11/11/2013 10:44 am ET Updated Jan 23, 2014

75 Years After Kristallnacht: The Story of One Family

Kristallnacht November 9-10, 1938

This week marks the 75th anniversary of the atrocities of Kristallnacht, the Night of Broken Glass. Seventy-five years have gone by and countless stories have been lost about those two days, and that horrific season. Stories have been lost: stories about the Night of Broken Glass, stories about the lives of those who died, and stories about those who survived but chose not to speak of it. Here's one story, that has not been lost. This is the story of two families, united in marriage, a Jewish family and a Catholic family. It's the story of Ernst and Ilse, but it's also Peter's story.

Peter grew up in World War II Germany. His father, Ernst O. Hesse, was Jewish, and survived and was not deported during the war because he spent it hiding in the woods in Germany. Peter remembers bombs landing in Dusseldorf. He remembers watching one of the Allies' airplanes crashing down into the Rhine river, where it still rests today. Peter remembers as a child during the war playing with explosive devices, not realizing how dangerous they were. He remembers the horrors of war, and the chaos. Peter has compassion for people in countries where disorder is the order of the day. Peter is my friend, a heroic human being who has spent the latter part of his life working to promote early childhood education and train teachers throughout Haiti and the Ivory Coast.

Here's the story about Peter's family on Kristallnacht, in his words:

In 1932, my grandfather Dr. Julius Hesse, a member of the important Industrie Club in Dusseldorf heard Adolf Hitler speak. Julius realized that Germany was traveling in a bad and dangerous direction. He immediately started preparations for his son, my father Ernst, to move to the U.S. to start a 50:50 venture with our family company's U.S. importer, the Grumbacher family (a paper-wholesale company), to produce "Schmincke" fine artist's colors in the U.S. In 1933, my father moved to New York, along with one top technician from the Schmincke Company in Germany. My mother, Ilse Renard, celebrated her engagement to my father by long distance telephone call, and followed him to New York to marry him there in 1934.

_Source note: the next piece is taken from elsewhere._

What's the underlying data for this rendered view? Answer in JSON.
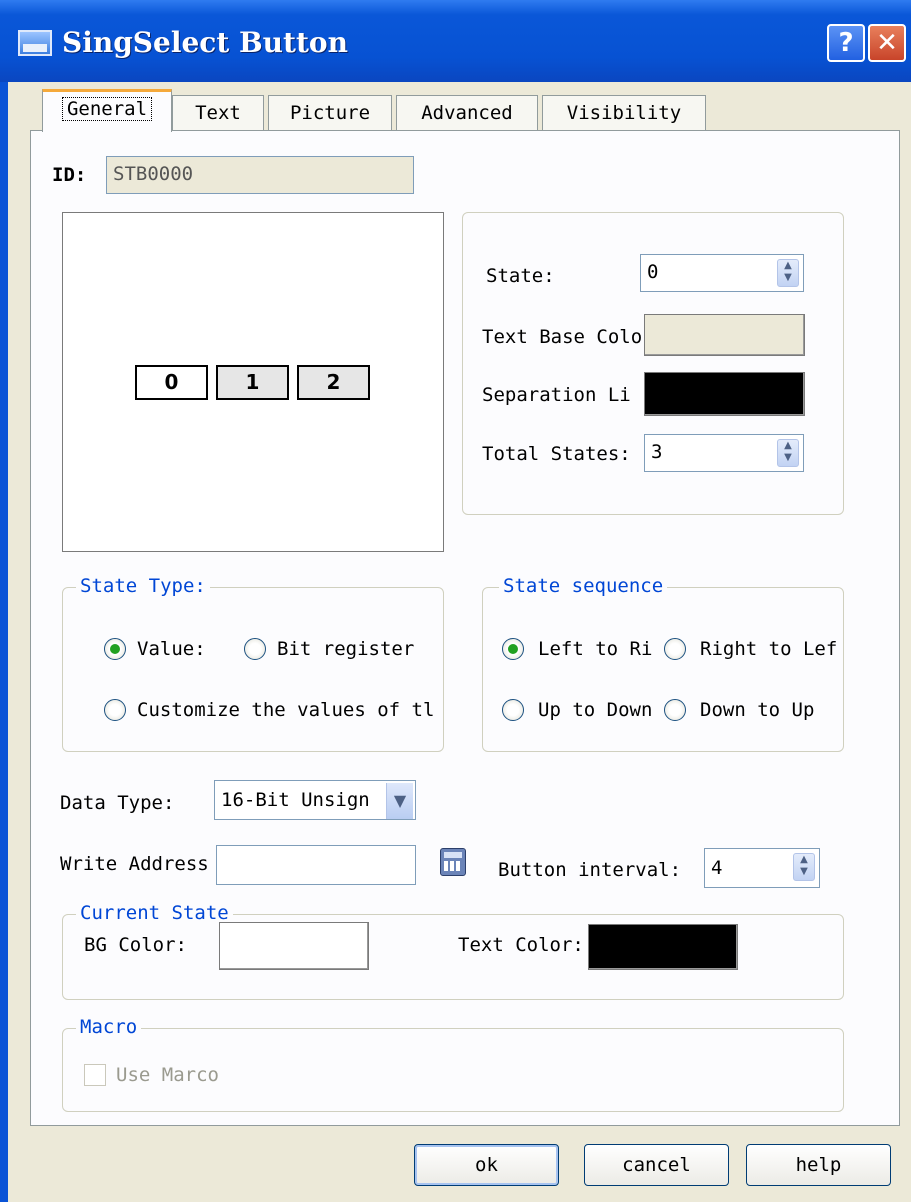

In March of 1937, my grandfather Julius Hesse died. I was born a month later. My Jewish grandmother Gertrud Hesse was now the sole owner of our Schmincke Company and obviously not comfortable under Nazi rule in Germany. Therefore, my father decided to come back to Dusseldorf by steamer when I become old enough to travel, in the summer of 1937.

Meanwhile, the conservative German Centre Party "Zentrum," or Catholic Centre Party, was chaired locally by my maternal grandfather Walther Renard. His family had fled one of the earlier revolutions in France, which produced a great dislike for France in his family, and therefore he joined the nationalist (conservative) "Zentrum," without being a Nazi believer or sympathizer. All of "Zentrum," was being integrated into the Nazi movement in 1933. My grandfather Renard accepted this, he believed in Hitler and became "Blockwart," or Block Warden, the lowest Nazi-function in the party. Block Wardens were responsible for the political supervision of a neighborhood or city block, establishing a link between the Nazi party and the general population, and they wore brown Nazi uniforms, designating their lowest of rankings.

On the infamous "Kristallnacht," my grandfather Renard, was informed of what was going on, he knew the stakes. He put on his brown uniform and simply stood in front of my Jewish grandmother Gertrud's house, a nice villa in a "good" part of Dusseldorf. The Sturmabteilung (SA) paramilitary Nazi hordes had, of course, also targeted this house, my grandmother Gertrud's, and appeared there while my grandfather Renard was watching.

Authorized by his Block Warden status, in his formal brown uniform, grandfather Renard sent the SA hordes away, saying, "Not here. Not here."

By standing there that night, in front of grandmother Gertrud's house, he saved the villa with its valuable collection of antiques, collected in the prosperous years between World War I and World War II. He saved the house. He saved Gertrud's life.

Two years later, as a widow, Gertrud found a respectable Swiss gentleman with the help of the Swiss consulate. She married the man, and she made her way to Switzerland in the very last moment in 1940. She was only allowed to carry what she wore on her body. This travel out of Germany and into Switzerland however kept her alive in Geneva until the end of the war, when some monies were transferred from our former U.S. Grumbacher partners to Switzerland, with the help of a Swiss lawyer, to keep my grandmother Gertrud alive there.

Peter says, "This, dear Susan, is the story, you wanted to know, written as I remember and as I learned later, when I became old enough to learn the whole story. It was much later when I woke up to the need to do my share in this world to never ever bring back what created such misery for parts of humanity."

Correction: I made a mistake, Gertrud was Jewish, but Dr. Julius Hesse was not Jewish, which mattered in that era in terms of those who were deported.